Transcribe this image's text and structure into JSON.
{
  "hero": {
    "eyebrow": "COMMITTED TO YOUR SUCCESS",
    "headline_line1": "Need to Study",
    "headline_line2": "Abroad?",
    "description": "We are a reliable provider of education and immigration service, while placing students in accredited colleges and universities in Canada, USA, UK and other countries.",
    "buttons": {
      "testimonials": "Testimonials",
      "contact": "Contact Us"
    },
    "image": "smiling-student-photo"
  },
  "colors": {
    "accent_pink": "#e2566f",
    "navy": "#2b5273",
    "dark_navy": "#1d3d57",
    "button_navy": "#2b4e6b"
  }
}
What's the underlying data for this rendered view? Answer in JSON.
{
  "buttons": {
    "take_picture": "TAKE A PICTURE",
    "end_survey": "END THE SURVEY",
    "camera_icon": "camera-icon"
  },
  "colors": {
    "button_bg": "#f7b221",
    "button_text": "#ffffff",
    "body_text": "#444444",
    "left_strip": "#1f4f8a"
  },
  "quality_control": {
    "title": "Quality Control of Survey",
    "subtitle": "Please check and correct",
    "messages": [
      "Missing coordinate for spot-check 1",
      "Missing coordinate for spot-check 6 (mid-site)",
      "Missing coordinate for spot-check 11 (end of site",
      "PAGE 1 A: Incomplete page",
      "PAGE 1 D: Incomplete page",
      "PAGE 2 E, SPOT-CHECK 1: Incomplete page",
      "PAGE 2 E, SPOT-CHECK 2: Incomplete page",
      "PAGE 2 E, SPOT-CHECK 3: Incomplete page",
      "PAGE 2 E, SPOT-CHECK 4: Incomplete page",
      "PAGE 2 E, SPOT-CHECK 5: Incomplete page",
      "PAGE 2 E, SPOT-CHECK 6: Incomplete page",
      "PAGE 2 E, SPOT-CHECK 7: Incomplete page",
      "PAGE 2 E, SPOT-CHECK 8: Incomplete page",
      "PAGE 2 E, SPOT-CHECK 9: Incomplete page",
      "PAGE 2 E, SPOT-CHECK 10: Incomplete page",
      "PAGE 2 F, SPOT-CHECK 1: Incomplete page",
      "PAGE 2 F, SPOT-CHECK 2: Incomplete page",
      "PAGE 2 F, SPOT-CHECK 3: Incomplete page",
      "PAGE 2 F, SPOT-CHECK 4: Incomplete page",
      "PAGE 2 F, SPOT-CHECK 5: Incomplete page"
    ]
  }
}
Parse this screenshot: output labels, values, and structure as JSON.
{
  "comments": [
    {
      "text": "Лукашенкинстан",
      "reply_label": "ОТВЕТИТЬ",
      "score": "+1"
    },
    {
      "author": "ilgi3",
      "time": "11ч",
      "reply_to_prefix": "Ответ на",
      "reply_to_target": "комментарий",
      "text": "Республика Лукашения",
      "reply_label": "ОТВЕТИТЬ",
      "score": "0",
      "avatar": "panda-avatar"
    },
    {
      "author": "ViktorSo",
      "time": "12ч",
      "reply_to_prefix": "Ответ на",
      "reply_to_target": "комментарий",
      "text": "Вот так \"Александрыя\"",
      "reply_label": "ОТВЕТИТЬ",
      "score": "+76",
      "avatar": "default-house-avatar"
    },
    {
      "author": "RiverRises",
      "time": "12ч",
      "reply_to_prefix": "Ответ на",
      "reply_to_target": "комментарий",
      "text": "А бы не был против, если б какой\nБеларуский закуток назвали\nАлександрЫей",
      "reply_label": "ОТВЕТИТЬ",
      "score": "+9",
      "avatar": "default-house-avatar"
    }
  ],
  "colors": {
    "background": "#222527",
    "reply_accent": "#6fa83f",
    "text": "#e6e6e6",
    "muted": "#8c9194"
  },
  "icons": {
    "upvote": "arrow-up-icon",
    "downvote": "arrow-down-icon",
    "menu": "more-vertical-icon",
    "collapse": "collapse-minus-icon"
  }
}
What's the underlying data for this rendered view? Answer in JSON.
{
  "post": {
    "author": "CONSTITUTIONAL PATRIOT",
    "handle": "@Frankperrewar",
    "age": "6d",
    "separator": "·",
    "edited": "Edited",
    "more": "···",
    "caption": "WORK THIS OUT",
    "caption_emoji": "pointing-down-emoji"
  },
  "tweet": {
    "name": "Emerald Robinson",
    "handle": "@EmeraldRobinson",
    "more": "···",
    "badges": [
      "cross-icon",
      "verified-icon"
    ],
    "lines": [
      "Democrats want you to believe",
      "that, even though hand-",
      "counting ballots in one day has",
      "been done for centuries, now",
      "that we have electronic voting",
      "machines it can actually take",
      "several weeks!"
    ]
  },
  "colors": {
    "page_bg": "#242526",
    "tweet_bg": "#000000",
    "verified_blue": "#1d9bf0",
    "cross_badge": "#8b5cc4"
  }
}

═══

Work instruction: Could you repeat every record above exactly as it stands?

Output below:
Transcribe this image's text and structure into JSON.
{
  "hero": {
    "eyebrow": "COMMITTED TO YOUR SUCCESS",
    "headline_line1": "Need to Study",
    "headline_line2": "Abroad?",
    "description": "We are a reliable provider of education and immigration service, while placing students in accredited colleges and universities in Canada, USA, UK and other countries.",
    "buttons": {
      "testimonials": "Testimonials",
      "contact": "Contact Us"
    },
    "image": "smiling-student-photo"
  },
  "colors": {
    "accent_pink": "#e2566f",
    "navy": "#2b5273",
    "dark_navy": "#1d3d57",
    "button_navy": "#2b4e6b"
  }
}
What's the underlying data for this rendered view? Answer in JSON.
{
  "buttons": {
    "take_picture": "TAKE A PICTURE",
    "end_survey": "END THE SURVEY",
    "camera_icon": "camera-icon"
  },
  "colors": {
    "button_bg": "#f7b221",
    "button_text": "#ffffff",
    "body_text": "#444444",
    "left_strip": "#1f4f8a"
  },
  "quality_control": {
    "title": "Quality Control of Survey",
    "subtitle": "Please check and correct",
    "messages": [
      "Missing coordinate for spot-check 1",
      "Missing coordinate for spot-check 6 (mid-site)",
      "Missing coordinate for spot-check 11 (end of site",
      "PAGE 1 A: Incomplete page",
      "PAGE 1 D: Incomplete page",
      "PAGE 2 E, SPOT-CHECK 1: Incomplete page",
      "PAGE 2 E, SPOT-CHECK 2: Incomplete page",
      "PAGE 2 E, SPOT-CHECK 3: Incomplete page",
      "PAGE 2 E, SPOT-CHECK 4: Incomplete page",
      "PAGE 2 E, SPOT-CHECK 5: Incomplete page",
      "PAGE 2 E, SPOT-CHECK 6: Incomplete page",
      "PAGE 2 E, SPOT-CHECK 7: Incomplete page",
      "PAGE 2 E, SPOT-CHECK 8: Incomplete page",
      "PAGE 2 E, SPOT-CHECK 9: Incomplete page",
      "PAGE 2 E, SPOT-CHECK 10: Incomplete page",
      "PAGE 2 F, SPOT-CHECK 1: Incomplete page",
      "PAGE 2 F, SPOT-CHECK 2: Incomplete page",
      "PAGE 2 F, SPOT-CHECK 3: Incomplete page",
      "PAGE 2 F, SPOT-CHECK 4: Incomplete page",
      "PAGE 2 F, SPOT-CHECK 5: Incomplete page"
    ]
  }
}
Parse this screenshot: output labels, values, and structure as JSON.
{
  "comments": [
    {
      "text": "Лукашенкинстан",
      "reply_label": "ОТВЕТИТЬ",
      "score": "+1"
    },
    {
      "author": "ilgi3",
      "time": "11ч",
      "reply_to_prefix": "Ответ на",
      "reply_to_target": "комментарий",
      "text": "Республика Лукашения",
      "reply_label": "ОТВЕТИТЬ",
      "score": "0",
      "avatar": "panda-avatar"
    },
    {
      "author": "ViktorSo",
      "time": "12ч",
      "reply_to_prefix": "Ответ на",
      "reply_to_target": "комментарий",
      "text": "Вот так \"Александрыя\"",
      "reply_label": "ОТВЕТИТЬ",
      "score": "+76",
      "avatar": "default-house-avatar"
    },
    {
      "author": "RiverRises",
      "time": "12ч",
      "reply_to_prefix": "Ответ на",
      "reply_to_target": "комментарий",
      "text": "А бы не был против, если б какой\nБеларуский закуток назвали\nАлександрЫей",
      "reply_label": "ОТВЕТИТЬ",
      "score": "+9",
      "avatar": "default-house-avatar"
    }
  ],
  "colors": {
    "background": "#222527",
    "reply_accent": "#6fa83f",
    "text": "#e6e6e6",
    "muted": "#8c9194"
  },
  "icons": {
    "upvote": "arrow-up-icon",
    "downvote": "arrow-down-icon",
    "menu": "more-vertical-icon",
    "collapse": "collapse-minus-icon"
  }
}
What's the underlying data for this rendered view? Answer in JSON.
{
  "post": {
    "author": "CONSTITUTIONAL PATRIOT",
    "handle": "@Frankperrewar",
    "age": "6d",
    "separator": "·",
    "edited": "Edited",
    "more": "···",
    "caption": "WORK THIS OUT",
    "caption_emoji": "pointing-down-emoji"
  },
  "tweet": {
    "name": "Emerald Robinson",
    "handle": "@EmeraldRobinson",
    "more": "···",
    "badges": [
      "cross-icon",
      "verified-icon"
    ],
    "lines": [
      "Democrats want you to believe",
      "that, even though hand-",
      "counting ballots in one day has",
      "been done for centuries, now",
      "that we have electronic voting",
      "machines it can actually take",
      "several weeks!"
    ]
  },
  "colors": {
    "page_bg": "#242526",
    "tweet_bg": "#000000",
    "verified_blue": "#1d9bf0",
    "cross_badge": "#8b5cc4"
  }
}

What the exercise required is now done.